### [RAW DATA]
****

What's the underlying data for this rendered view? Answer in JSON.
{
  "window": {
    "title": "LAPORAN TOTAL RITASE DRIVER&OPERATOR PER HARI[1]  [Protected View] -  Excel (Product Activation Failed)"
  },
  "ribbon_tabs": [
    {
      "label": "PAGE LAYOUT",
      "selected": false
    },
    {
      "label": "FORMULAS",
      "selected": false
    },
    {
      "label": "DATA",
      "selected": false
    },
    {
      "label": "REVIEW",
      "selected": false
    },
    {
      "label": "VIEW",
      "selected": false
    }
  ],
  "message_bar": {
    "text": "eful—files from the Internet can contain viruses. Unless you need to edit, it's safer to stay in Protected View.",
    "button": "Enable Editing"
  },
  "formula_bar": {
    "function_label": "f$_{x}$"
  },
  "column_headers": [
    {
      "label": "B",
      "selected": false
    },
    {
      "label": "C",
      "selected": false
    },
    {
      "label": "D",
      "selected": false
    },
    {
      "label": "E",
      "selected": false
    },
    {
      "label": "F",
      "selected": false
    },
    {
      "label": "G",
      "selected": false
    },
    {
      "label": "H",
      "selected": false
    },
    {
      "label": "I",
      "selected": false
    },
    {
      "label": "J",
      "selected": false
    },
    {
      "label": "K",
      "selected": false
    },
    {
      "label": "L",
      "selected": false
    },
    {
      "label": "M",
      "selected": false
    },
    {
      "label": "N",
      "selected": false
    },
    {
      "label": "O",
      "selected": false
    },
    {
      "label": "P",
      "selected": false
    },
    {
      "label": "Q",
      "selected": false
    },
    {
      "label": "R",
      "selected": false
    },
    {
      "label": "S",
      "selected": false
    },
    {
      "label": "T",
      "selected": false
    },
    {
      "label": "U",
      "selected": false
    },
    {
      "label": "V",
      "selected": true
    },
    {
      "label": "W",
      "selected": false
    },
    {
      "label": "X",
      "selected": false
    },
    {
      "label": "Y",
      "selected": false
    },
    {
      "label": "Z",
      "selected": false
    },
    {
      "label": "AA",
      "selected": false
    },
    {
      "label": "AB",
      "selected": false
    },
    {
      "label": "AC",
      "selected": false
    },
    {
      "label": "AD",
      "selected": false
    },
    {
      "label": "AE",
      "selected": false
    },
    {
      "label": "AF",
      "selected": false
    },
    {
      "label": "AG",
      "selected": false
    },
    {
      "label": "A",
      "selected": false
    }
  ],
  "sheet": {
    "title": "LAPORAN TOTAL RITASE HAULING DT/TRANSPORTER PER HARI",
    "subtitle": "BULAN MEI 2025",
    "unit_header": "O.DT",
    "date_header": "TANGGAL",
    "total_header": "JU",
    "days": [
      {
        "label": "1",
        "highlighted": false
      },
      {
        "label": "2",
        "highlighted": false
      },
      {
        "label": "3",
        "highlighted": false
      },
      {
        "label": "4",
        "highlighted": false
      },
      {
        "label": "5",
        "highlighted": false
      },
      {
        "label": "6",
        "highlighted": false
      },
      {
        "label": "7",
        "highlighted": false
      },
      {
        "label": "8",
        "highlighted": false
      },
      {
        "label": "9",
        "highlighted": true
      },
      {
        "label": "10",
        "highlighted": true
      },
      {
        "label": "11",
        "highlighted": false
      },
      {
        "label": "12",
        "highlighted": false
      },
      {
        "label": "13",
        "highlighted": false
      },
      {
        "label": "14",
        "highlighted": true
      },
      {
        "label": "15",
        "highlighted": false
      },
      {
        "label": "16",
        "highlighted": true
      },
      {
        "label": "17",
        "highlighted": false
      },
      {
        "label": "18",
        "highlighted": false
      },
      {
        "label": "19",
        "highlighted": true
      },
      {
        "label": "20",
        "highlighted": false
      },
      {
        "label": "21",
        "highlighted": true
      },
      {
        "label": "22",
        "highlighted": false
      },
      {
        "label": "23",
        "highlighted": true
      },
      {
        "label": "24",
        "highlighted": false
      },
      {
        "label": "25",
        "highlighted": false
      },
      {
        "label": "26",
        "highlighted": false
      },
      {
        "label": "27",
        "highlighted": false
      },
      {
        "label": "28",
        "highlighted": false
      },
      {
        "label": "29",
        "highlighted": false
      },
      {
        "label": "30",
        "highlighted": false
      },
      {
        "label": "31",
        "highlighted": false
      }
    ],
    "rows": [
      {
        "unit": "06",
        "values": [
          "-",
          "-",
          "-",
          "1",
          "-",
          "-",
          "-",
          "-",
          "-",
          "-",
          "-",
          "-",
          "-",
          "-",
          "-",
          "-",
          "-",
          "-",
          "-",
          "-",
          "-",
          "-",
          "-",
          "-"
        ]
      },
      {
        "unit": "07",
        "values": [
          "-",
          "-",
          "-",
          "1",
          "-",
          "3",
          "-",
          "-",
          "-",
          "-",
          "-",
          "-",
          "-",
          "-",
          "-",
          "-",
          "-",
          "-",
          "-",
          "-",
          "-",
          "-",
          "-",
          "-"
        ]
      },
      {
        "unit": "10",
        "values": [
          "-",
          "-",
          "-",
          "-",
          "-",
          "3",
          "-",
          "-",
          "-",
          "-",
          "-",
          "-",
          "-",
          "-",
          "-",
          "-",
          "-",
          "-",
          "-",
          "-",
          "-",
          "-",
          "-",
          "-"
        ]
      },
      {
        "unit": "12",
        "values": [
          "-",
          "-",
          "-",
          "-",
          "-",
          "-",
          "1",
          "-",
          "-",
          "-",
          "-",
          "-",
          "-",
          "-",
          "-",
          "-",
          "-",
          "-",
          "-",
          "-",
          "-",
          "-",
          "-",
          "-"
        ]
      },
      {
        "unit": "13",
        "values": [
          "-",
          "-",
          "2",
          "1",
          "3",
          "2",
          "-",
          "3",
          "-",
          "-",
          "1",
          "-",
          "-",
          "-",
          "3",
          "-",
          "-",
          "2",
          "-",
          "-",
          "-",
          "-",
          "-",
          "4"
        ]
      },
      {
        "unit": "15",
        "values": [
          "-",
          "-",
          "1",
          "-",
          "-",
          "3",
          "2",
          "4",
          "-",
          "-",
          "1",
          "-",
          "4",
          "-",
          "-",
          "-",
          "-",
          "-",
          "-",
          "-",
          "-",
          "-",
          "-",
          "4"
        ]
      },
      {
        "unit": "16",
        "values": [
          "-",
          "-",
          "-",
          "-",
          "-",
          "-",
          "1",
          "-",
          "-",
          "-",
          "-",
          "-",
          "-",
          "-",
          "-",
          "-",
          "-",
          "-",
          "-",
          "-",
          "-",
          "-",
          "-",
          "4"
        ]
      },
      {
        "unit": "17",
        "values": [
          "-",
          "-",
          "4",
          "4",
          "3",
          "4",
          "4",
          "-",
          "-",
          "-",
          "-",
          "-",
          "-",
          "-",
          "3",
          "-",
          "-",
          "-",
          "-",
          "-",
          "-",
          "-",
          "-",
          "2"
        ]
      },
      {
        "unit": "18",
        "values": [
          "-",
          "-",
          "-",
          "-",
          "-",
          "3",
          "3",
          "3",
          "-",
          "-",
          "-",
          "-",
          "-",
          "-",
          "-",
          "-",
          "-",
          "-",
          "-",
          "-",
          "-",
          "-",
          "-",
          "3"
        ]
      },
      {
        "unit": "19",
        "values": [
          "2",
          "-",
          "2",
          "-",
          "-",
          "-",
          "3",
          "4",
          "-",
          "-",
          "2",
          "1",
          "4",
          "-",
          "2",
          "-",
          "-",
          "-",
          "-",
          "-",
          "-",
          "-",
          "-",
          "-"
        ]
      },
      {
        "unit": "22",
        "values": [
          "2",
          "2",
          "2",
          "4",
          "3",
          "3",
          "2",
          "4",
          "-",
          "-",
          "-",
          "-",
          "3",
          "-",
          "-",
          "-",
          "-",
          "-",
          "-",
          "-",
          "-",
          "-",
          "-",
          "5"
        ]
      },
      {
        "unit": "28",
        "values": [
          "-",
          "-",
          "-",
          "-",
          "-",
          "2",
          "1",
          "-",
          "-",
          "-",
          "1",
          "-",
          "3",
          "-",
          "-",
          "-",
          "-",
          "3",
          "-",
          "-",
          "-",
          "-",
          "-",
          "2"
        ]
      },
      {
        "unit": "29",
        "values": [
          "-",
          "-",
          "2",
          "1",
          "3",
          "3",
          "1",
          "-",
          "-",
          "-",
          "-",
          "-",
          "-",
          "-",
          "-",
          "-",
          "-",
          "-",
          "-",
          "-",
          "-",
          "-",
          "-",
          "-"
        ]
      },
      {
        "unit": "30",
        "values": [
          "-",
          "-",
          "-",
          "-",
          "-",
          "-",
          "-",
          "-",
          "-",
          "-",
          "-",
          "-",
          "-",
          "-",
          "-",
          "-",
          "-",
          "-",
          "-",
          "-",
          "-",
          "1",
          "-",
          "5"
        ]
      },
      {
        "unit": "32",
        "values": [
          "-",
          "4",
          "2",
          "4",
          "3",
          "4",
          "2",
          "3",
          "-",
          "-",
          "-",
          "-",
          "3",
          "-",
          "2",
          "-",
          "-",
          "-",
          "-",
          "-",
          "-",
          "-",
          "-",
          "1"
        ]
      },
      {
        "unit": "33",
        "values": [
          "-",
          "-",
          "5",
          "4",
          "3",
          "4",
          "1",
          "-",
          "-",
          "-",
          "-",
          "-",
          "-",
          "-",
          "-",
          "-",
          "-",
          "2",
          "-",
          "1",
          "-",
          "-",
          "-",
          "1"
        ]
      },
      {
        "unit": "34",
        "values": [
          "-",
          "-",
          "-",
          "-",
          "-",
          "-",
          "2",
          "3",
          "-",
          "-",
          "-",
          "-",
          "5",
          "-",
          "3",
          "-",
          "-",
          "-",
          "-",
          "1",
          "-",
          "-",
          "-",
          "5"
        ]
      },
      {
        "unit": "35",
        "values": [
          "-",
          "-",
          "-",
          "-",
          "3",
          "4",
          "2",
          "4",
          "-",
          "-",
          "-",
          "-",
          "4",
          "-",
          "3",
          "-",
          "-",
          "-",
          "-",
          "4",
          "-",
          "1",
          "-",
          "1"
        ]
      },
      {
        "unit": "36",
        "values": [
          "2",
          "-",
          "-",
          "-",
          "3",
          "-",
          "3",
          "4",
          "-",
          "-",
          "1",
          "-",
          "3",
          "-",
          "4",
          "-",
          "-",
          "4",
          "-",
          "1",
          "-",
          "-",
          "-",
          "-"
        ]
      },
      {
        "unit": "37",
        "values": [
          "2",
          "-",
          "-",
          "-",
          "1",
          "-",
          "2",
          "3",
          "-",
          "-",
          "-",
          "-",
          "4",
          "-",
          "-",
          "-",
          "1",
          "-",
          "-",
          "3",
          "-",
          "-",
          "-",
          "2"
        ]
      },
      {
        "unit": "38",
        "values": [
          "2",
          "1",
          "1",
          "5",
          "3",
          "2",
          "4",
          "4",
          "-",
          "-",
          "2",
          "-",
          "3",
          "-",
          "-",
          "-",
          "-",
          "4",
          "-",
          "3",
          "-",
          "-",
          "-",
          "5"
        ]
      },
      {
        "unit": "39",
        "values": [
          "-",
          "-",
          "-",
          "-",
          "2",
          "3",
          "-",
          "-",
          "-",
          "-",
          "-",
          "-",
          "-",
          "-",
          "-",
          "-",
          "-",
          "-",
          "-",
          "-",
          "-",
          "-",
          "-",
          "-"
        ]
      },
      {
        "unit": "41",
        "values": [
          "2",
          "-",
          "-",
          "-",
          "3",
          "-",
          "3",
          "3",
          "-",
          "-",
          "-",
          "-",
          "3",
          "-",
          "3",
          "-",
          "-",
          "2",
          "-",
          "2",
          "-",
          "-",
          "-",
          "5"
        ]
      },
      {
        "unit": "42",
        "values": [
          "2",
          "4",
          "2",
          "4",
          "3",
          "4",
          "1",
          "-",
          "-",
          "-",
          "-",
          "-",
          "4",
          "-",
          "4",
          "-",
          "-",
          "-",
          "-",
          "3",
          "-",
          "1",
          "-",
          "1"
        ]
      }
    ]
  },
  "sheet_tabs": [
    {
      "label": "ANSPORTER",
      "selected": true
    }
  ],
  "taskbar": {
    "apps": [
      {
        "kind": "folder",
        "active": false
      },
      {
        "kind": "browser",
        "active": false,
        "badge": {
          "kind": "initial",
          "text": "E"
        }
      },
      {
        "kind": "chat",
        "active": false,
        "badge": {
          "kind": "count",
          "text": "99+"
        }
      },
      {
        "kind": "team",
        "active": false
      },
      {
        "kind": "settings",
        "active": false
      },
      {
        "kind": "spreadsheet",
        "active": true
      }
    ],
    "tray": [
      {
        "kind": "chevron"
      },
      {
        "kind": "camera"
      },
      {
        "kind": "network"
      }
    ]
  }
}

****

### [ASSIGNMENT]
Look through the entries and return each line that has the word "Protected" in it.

### [TASK RESULT]
    "title": "LAPORAN TOTAL RITASE DRIVER&OPERATOR PER HARI[1]  [Protected View] -  Excel (Product Activation Failed)"
    "text": "eful—files from the Internet can contain viruses. Unless you need to edit, it's safer to stay in Protected View.",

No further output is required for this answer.